Historical Use: From Stealth to Statement
The stiletto, owing to its size and design, was more of a stealth weapon. Easily concealed, it was the go-to for many during covert operations. The Cinquedea, on the other hand, was all about making a statement. It was often displayed proudly by its owner, serving as a clear indication of their status in society.
That's not to say it wasn't used in combat, but its primary role was more symbolic than functional. In the grand tapestry of Italian history, the Cinquedea had a unique place, bridging the gap between weapon and art.
Understanding the Evolution
Transition from Battle to Aristocracy
The early days of the Cinquedea saw its use on the battlefield. However, as time went on, it became more of an aristocratic symbol than a warrior's tool. Its size, somewhere between a dagger and a sword, made it ideal for personal defense, but it was its design and artistry that caught the eye of nobility.
As Italian cities flourished and the middle class grew wealthier, owning a Cinquedea became a sign of prosperity. It wasn't just a blade; it was a status symbol, a testament to one's place in society.
Artistry Meets Weaponry: A Testament to Italian Craftsmanship
Italy has long been a hub of art and culture. It's no surprise, then, that even their weapons were crafted with an artist's touch. The Cinquedea wasn't just made; it was designed. Every curve, every etch, every piece of metal was crafted with a purpose.
It was more than just a weapon; it was a work of art. This blend of functionality and aesthetics is what set the Cinquedea apart, making it a shining example of Italian craftsmanship.
Preserving and Maintaining the Cinquedea
What It Takes to Protect Its Legacy
With such intricate designs and historical significance, the Cinquedea is more than just a blade – it's a legacy. Preserving it requires care and attention. Regular cleaning to remove any accumulated dirt or rust is essential. Oiling the blade ensures it remains in top condition, preventing corrosion.
However, it's not just about maintenance. Understanding its history, significance, and artistry is vital. By doing so, you're not just preserving a weapon; you're preserving a piece of history.
When You Should Seek Expert Restoration
While regular maintenance can go a long way, there are times when expert intervention is needed. If the blade shows signs of severe corrosion or if the intricate etchings begin to fade, it's time to seek professional help. Restoration can bring back the Cinquedea's former glory, ensuring it remains a testament to Italian craftsmanship for generations to come.

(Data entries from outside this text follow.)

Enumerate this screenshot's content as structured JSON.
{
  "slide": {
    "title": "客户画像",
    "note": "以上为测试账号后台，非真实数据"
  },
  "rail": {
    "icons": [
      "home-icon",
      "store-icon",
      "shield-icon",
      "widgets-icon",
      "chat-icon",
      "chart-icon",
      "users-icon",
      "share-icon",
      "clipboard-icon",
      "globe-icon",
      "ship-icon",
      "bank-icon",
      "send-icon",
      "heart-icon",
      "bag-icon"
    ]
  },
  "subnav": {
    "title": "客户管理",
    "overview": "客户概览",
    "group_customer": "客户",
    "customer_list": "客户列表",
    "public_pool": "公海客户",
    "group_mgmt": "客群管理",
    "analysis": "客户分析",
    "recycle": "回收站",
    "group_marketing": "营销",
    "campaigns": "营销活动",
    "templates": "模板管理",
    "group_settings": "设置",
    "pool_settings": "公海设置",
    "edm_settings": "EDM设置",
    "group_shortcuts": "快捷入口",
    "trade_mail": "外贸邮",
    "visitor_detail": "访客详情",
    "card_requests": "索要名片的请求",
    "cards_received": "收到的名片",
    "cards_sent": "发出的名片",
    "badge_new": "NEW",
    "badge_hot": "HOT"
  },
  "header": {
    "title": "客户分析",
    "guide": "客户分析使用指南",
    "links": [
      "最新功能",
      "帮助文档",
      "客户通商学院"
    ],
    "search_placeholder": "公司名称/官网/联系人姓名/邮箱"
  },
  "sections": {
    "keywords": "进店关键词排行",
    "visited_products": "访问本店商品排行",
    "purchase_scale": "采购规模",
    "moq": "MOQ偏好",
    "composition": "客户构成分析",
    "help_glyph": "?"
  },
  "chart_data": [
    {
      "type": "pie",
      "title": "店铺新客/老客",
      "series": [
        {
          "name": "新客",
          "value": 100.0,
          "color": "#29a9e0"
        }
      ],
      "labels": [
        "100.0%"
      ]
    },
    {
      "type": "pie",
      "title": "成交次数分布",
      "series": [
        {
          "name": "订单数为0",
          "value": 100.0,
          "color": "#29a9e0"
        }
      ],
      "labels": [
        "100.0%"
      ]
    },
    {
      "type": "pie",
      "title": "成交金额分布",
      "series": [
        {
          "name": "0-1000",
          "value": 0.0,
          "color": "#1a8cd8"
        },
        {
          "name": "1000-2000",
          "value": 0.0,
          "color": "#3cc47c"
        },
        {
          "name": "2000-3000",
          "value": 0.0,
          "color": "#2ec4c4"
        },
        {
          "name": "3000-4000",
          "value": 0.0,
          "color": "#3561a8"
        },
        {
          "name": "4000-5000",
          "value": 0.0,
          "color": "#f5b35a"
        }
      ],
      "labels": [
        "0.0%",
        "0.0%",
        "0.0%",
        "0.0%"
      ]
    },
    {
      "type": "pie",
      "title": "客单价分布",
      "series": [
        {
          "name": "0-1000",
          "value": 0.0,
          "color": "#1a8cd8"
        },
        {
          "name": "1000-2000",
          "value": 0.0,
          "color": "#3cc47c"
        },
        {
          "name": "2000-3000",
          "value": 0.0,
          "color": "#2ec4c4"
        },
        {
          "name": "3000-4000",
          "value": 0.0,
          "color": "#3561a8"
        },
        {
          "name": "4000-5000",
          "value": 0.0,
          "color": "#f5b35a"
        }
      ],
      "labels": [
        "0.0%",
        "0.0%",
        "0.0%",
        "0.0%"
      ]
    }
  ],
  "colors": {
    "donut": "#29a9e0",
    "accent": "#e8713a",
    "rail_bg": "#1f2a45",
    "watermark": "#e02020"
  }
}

However, one must be cautious. Choosing the right expert is crucial, as restoring such a piece requires a delicate touch and deep understanding of its history and artistry.
How You Can Store and Display Your Sword
Storing the Cinquedea requires thought. It's not just about keeping it safe; it's about displaying it in all its glory. A well-made scabbard or display case can protect the blade while showcasing its beauty. The right lighting can accentuate its intricate designs, making it the centerpiece of any collection.
However, it's essential to store it in a dry, cool place to prevent corrosion. Regularly checking for signs of wear and tear ensures it remains in top condition, ready to be displayed and admired.
Embracing the Legacy of the Cinquedea
The Cinquedea, with its blend of artistry and functionality, stands as a resplendent testament to the Italian Renaissance era. Beyond its role as a weapon, it encapsulates the fusion of culture, design, and craftsmanship that epitomized the period. For collectors, historians, and enthusiasts alike, the Cinquedea serves as a bridge between epochs, connecting the past's vibrant tapestry to our modern appreciation for art and heritage. In preserving and understanding this remarkable artifact, we don't just honor a piece of metal; we venerate a bygone age and the timeless values it championed.